__Your instructions__. Lines that include the string "transfer" are the ones to copy from the entries below.

Element data from apps and pages

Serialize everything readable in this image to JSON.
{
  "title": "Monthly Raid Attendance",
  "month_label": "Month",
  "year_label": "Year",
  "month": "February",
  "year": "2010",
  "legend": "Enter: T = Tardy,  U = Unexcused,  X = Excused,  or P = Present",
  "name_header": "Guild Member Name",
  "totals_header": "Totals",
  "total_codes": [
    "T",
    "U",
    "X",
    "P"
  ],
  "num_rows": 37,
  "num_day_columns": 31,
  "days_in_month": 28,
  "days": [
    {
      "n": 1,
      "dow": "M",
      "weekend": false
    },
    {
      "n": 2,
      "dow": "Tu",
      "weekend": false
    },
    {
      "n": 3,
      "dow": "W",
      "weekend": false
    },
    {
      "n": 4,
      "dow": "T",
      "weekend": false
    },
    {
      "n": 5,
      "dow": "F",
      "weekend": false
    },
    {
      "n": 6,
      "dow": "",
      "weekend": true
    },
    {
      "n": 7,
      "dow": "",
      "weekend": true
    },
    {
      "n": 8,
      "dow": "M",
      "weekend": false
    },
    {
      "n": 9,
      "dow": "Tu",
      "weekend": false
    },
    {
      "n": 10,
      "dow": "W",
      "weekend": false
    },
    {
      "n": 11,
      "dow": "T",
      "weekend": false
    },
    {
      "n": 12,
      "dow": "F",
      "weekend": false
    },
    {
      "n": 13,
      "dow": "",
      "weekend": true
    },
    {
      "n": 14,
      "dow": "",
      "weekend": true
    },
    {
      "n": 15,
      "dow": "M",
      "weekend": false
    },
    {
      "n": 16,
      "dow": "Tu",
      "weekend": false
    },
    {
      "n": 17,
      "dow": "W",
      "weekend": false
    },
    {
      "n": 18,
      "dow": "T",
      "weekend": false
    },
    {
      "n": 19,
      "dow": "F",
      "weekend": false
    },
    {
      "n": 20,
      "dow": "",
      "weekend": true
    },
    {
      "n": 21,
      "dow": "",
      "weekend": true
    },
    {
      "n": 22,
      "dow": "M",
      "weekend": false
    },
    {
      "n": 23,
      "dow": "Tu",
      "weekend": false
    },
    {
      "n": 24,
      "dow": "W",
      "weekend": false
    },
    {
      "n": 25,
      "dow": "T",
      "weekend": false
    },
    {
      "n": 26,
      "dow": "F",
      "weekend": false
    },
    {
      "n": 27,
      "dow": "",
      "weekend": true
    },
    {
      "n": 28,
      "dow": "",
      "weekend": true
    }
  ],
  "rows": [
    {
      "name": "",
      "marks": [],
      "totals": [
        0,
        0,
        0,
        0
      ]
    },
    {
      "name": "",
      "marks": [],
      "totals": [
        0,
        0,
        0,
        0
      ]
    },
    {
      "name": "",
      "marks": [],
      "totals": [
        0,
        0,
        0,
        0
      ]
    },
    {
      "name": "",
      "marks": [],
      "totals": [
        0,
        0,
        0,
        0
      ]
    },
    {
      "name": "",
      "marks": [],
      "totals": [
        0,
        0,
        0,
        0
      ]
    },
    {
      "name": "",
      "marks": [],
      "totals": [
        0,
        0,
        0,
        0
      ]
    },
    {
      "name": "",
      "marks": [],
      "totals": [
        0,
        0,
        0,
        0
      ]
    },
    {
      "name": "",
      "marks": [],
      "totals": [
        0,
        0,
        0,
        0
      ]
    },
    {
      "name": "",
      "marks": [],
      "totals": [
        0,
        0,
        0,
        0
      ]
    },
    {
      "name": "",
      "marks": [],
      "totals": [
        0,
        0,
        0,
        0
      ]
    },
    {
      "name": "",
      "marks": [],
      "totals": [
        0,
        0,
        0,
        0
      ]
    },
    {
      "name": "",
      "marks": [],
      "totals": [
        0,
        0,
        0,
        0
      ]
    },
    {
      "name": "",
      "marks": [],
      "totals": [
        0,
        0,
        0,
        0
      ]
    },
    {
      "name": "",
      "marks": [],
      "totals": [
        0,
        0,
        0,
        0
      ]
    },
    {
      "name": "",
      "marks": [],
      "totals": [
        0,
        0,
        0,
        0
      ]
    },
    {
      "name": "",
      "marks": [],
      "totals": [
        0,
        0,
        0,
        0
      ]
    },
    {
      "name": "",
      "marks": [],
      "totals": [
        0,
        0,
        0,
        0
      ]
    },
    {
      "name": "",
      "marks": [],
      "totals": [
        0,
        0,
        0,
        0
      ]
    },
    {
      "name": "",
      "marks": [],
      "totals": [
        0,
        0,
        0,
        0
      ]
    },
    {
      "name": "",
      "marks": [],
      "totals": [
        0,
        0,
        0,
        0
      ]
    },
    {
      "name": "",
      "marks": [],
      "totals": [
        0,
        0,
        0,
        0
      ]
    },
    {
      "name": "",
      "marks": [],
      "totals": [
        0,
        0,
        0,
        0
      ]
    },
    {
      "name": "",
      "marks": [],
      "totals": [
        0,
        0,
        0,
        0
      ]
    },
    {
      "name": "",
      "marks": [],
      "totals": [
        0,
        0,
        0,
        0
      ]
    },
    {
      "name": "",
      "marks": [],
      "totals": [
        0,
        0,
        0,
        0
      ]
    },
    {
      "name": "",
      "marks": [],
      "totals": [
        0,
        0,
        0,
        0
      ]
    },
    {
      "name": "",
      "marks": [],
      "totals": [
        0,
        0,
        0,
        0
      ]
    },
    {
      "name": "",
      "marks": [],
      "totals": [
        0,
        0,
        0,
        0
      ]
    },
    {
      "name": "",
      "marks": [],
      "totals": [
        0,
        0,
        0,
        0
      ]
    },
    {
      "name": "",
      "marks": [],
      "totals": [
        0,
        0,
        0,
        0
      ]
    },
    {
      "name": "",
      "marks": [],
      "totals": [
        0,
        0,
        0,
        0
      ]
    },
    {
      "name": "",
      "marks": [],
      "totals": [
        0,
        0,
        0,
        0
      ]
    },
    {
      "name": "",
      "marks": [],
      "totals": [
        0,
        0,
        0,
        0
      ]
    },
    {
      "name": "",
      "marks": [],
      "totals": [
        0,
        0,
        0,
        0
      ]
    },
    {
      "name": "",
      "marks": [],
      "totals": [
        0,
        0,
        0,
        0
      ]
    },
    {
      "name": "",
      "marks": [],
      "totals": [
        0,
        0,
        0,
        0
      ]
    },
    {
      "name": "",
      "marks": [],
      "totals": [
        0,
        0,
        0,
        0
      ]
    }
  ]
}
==
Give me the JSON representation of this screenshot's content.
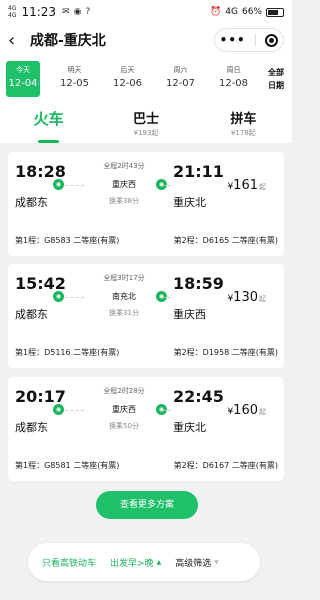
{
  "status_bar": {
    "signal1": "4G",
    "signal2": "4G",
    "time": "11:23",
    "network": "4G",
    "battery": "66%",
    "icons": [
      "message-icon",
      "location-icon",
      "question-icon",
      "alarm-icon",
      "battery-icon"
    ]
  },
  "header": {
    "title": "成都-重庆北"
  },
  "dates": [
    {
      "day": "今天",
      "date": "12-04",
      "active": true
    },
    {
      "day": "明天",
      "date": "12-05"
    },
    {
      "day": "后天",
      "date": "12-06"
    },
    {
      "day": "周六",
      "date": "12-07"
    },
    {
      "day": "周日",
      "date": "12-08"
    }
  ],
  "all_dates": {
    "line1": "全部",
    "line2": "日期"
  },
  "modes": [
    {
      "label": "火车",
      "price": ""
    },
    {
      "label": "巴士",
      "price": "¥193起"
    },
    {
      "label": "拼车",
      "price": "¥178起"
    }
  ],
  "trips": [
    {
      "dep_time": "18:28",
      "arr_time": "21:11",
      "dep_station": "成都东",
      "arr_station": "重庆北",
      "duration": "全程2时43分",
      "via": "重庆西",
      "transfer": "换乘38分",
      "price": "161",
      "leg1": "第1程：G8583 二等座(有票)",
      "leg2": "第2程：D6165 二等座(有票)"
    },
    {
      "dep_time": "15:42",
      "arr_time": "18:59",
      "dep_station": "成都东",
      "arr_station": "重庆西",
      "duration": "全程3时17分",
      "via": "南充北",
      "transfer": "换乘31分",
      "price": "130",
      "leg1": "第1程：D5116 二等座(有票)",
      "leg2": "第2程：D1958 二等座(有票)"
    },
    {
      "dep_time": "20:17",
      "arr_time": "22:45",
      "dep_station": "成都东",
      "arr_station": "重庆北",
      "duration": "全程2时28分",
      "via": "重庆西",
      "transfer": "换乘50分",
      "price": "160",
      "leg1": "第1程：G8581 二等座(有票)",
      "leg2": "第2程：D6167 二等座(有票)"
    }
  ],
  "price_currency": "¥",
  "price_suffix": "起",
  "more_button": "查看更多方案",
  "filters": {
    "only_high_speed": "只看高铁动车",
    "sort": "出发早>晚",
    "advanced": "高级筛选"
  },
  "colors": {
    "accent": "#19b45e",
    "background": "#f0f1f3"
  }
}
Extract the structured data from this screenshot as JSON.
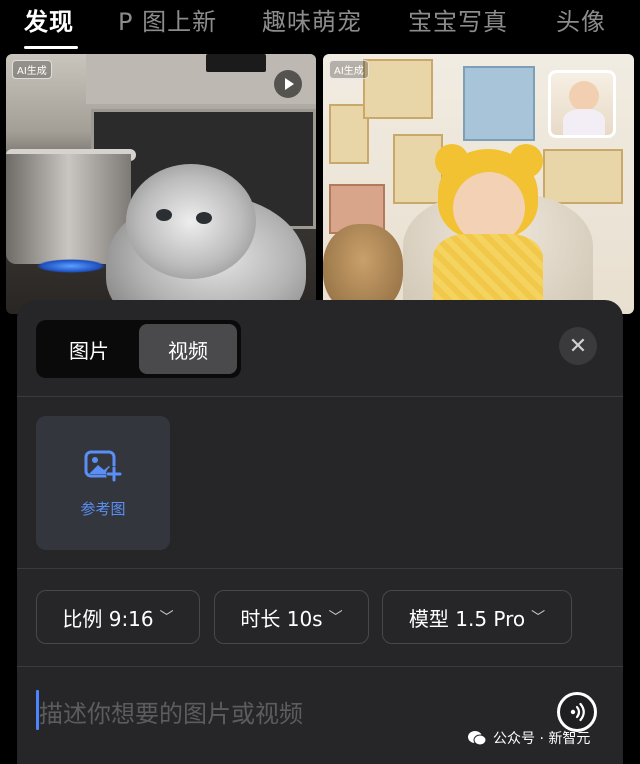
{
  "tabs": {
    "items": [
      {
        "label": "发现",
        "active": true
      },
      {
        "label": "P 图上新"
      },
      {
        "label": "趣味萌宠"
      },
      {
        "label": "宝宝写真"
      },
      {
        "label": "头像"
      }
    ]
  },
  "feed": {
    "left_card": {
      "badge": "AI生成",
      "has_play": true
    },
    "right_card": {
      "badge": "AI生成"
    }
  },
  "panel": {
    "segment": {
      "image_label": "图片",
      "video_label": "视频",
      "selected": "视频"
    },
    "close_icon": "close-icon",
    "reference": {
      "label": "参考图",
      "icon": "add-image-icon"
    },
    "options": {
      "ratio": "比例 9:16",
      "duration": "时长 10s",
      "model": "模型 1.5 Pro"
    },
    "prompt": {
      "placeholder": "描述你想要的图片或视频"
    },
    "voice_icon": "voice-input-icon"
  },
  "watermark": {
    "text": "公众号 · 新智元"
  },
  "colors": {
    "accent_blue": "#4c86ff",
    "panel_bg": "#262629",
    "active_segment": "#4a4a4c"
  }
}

__Task answer__.
      "transfer": "换乘38分",
      "transfer": "换乘31分",
      "transfer": "换乘50分",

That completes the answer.